Set down all the entries again, word for word.

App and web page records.
·····
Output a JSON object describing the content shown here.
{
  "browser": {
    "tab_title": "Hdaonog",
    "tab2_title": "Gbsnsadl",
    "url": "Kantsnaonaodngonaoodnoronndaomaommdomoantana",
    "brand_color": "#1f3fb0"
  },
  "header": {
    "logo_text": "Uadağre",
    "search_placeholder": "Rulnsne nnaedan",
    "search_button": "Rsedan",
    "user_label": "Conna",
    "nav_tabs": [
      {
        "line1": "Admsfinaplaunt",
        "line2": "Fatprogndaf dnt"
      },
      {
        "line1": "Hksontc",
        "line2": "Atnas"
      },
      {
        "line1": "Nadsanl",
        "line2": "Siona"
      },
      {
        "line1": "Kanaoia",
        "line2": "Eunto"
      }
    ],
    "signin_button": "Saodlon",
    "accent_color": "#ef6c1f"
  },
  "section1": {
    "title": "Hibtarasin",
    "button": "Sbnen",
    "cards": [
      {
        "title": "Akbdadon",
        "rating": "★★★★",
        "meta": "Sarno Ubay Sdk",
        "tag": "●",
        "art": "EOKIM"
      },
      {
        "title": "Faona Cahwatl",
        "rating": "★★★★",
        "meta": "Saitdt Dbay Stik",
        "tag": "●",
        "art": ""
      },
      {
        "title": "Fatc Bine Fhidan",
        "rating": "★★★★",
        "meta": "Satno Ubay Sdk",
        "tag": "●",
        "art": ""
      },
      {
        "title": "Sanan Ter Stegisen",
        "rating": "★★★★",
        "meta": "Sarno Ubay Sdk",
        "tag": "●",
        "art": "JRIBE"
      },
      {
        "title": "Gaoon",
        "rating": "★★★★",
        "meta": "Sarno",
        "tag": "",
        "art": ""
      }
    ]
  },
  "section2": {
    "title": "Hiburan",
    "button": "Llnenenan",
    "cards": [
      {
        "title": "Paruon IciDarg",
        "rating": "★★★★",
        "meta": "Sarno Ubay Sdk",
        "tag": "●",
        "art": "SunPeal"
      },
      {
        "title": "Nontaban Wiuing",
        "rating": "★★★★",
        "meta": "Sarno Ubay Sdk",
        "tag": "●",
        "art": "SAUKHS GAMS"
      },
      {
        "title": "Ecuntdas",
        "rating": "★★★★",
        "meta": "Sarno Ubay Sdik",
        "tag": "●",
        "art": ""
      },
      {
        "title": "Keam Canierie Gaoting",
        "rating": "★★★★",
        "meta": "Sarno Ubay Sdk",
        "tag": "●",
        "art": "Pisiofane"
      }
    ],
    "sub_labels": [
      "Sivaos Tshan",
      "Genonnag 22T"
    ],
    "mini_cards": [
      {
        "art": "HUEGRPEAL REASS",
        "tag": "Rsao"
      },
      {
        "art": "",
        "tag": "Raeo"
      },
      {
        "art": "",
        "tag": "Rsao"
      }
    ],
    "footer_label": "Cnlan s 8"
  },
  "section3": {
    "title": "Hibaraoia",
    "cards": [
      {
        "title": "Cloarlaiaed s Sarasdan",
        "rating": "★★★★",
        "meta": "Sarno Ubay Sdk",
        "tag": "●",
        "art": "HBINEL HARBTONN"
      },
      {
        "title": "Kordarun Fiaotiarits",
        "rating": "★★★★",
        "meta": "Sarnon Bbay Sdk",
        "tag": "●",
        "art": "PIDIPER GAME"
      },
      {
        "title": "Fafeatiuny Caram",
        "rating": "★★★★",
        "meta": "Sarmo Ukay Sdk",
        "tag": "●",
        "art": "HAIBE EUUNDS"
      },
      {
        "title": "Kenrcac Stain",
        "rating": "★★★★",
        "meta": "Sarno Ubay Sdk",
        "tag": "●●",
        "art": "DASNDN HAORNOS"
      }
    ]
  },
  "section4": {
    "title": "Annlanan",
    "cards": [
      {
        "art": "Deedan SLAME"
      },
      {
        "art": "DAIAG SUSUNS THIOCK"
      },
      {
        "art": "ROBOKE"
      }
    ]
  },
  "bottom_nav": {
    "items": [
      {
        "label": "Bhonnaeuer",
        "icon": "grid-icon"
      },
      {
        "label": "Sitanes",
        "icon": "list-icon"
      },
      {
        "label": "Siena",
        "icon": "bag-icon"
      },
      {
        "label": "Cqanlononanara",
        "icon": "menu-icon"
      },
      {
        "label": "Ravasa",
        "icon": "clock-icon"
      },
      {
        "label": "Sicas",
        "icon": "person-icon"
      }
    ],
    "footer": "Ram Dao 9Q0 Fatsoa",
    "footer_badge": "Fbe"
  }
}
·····
Completed exercise.
Output a JSON object describing the content shown here.
{
  "browser": {
    "tab_title": "Hdaonog",
    "tab2_title": "Gbsnsadl",
    "url": "Kantsnaonaodngonaoodnoronndaomaommdomoantana",
    "brand_color": "#1f3fb0"
  },
  "header": {
    "logo_text": "Uadağre",
    "search_placeholder": "Rulnsne nnaedan",
    "search_button": "Rsedan",
    "user_label": "Conna",
    "nav_tabs": [
      {
        "line1": "Admsfinaplaunt",
        "line2": "Fatprogndaf dnt"
      },
      {
        "line1": "Hksontc",
        "line2": "Atnas"
      },
      {
        "line1": "Nadsanl",
        "line2": "Siona"
      },
      {
        "line1": "Kanaoia",
        "line2": "Eunto"
      }
    ],
    "signin_button": "Saodlon",
    "accent_color": "#ef6c1f"
  },
  "section1": {
    "title": "Hibtarasin",
    "button": "Sbnen",
    "cards": [
      {
        "title": "Akbdadon",
        "rating": "★★★★",
        "meta": "Sarno Ubay Sdk",
        "tag": "●",
        "art": "EOKIM"
      },
      {
        "title": "Faona Cahwatl",
        "rating": "★★★★",
        "meta": "Saitdt Dbay Stik",
        "tag": "●",
        "art": ""
      },
      {
        "title": "Fatc Bine Fhidan",
        "rating": "★★★★",
        "meta": "Satno Ubay Sdk",
        "tag": "●",
        "art": ""
      },
      {
        "title": "Sanan Ter Stegisen",
        "rating": "★★★★",
        "meta": "Sarno Ubay Sdk",
        "tag": "●",
        "art": "JRIBE"
      },
      {
        "title": "Gaoon",
        "rating": "★★★★",
        "meta": "Sarno",
        "tag": "",
        "art": ""
      }
    ]
  },
  "section2": {
    "title": "Hiburan",
    "button": "Llnenenan",
    "cards": [
      {
        "title": "Paruon IciDarg",
        "rating": "★★★★",
        "meta": "Sarno Ubay Sdk",
        "tag": "●",
        "art": "SunPeal"
      },
      {
        "title": "Nontaban Wiuing",
        "rating": "★★★★",
        "meta": "Sarno Ubay Sdk",
        "tag": "●",
        "art": "SAUKHS GAMS"
      },
      {
        "title": "Ecuntdas",
        "rating": "★★★★",
        "meta": "Sarno Ubay Sdik",
        "tag": "●",
        "art": ""
      },
      {
        "title": "Keam Canierie Gaoting",
        "rating": "★★★★",
        "meta": "Sarno Ubay Sdk",
        "tag": "●",
        "art": "Pisiofane"
      }
    ],
    "sub_labels": [
      "Sivaos Tshan",
      "Genonnag 22T"
    ],
    "mini_cards": [
      {
        "art": "HUEGRPEAL REASS",
        "tag": "Rsao"
      },
      {
        "art": "",
        "tag": "Raeo"
      },
      {
        "art": "",
        "tag": "Rsao"
      }
    ],
    "footer_label": "Cnlan s 8"
  },
  "section3": {
    "title": "Hibaraoia",
    "cards": [
      {
        "title": "Cloarlaiaed s Sarasdan",
        "rating": "★★★★",
        "meta": "Sarno Ubay Sdk",
        "tag": "●",
        "art": "HBINEL HARBTONN"
      },
      {
        "title": "Kordarun Fiaotiarits",
        "rating": "★★★★",
        "meta": "Sarnon Bbay Sdk",
        "tag": "●",
        "art": "PIDIPER GAME"
      },
      {
        "title": "Fafeatiuny Caram",
        "rating": "★★★★",
        "meta": "Sarmo Ukay Sdk",
        "tag": "●",
        "art": "HAIBE EUUNDS"
      },
      {
        "title": "Kenrcac Stain",
        "rating": "★★★★",
        "meta": "Sarno Ubay Sdk",
        "tag": "●●",
        "art": "DASNDN HAORNOS"
      }
    ]
  },
  "section4": {
    "title": "Annlanan",
    "cards": [
      {
        "art": "Deedan SLAME"
      },
      {
        "art": "DAIAG SUSUNS THIOCK"
      },
      {
        "art": "ROBOKE"
      }
    ]
  },
  "bottom_nav": {
    "items": [
      {
        "label": "Bhonnaeuer",
        "icon": "grid-icon"
      },
      {
        "label": "Sitanes",
        "icon": "list-icon"
      },
      {
        "label": "Siena",
        "icon": "bag-icon"
      },
      {
        "label": "Cqanlononanara",
        "icon": "menu-icon"
      },
      {
        "label": "Ravasa",
        "icon": "clock-icon"
      },
      {
        "label": "Sicas",
        "icon": "person-icon"
      }
    ],
    "footer": "Ram Dao 9Q0 Fatsoa",
    "footer_badge": "Fbe"
  }
}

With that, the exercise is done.